When is an aspirin a day good public health policy?

Should physicians be mandated to prescribe a daily aspirin as preventive care?

In an op-ed in today’s New York Times, two-time TEDMED speaker David Agus talks about when, if ever, encouraging proven preventive behavior should be made public policy, similar to New York City Mayor Michael Bloomberg’s restrictions on trans fats and soda sizes.

Why not aspirin? The 2,000-hear-old drug, he posits, has shown great benefit in reducing cardiovascular risks and cancer in recent studies as well as, of course, being an effective pain reliever. As we are all essentially paying for one another’s medical bills via Medicare, Medicaid and other taxpayer-financed health programs, it should be public policy for middle-aged people without adverse risk factors to use it. As he says:

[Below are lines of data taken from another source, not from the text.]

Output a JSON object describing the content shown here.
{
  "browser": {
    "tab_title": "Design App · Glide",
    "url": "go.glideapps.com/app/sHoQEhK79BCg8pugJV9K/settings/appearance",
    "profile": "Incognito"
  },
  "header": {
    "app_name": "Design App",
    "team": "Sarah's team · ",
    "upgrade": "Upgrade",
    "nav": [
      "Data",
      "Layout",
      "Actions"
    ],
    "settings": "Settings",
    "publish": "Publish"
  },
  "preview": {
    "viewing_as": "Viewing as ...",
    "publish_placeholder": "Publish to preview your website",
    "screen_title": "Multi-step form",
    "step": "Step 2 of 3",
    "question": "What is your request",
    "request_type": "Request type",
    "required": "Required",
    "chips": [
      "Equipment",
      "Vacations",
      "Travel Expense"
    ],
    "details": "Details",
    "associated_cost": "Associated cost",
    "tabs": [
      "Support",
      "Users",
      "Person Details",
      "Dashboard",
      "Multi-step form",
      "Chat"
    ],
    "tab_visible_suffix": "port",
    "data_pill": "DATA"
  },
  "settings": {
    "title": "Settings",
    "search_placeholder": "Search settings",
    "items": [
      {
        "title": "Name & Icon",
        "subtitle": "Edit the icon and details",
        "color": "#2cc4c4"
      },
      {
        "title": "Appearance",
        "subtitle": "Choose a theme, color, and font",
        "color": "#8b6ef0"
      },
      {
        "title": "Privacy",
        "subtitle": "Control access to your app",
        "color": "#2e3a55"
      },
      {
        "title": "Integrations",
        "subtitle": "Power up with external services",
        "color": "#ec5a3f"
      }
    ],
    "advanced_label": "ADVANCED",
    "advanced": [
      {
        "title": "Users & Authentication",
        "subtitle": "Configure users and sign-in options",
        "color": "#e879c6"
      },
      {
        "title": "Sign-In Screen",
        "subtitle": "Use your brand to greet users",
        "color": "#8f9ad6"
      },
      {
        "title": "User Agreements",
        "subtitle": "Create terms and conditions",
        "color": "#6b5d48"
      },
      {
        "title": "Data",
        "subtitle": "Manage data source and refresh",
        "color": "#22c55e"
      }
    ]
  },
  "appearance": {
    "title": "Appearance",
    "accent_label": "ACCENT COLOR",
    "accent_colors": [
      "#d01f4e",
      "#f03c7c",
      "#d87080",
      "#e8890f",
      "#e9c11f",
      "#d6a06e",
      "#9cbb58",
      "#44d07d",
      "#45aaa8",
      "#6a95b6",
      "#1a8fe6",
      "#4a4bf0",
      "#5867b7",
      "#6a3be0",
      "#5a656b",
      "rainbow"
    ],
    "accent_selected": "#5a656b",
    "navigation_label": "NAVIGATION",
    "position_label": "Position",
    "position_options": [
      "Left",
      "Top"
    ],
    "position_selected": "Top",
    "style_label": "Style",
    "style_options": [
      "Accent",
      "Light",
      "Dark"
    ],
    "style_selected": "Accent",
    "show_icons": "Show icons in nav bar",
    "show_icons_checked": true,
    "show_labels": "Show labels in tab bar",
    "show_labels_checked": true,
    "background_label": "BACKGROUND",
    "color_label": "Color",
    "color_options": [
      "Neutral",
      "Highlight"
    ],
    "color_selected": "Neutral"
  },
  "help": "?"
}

The data are screaming out to us. Aspirin, one of the oldest remedies on the planet, helps prevent heart disease through what is likely to be a variety of mechanisms, including keeping blood clots from forming. And experts believe it helps prevent cancer, in part, by dampening an immune response called inflammation.

So the question remains: given the evidence we have, why is it merely voluntary for physicians to inform their patients about a health care intervention that could not only help them, but also save untold billions in taxpayer dollars each year?

Read the entire piece here.

And below is Agus’s speech at TEDMED 2011, in which he talks about the latest research on what works to prevent most major diseases.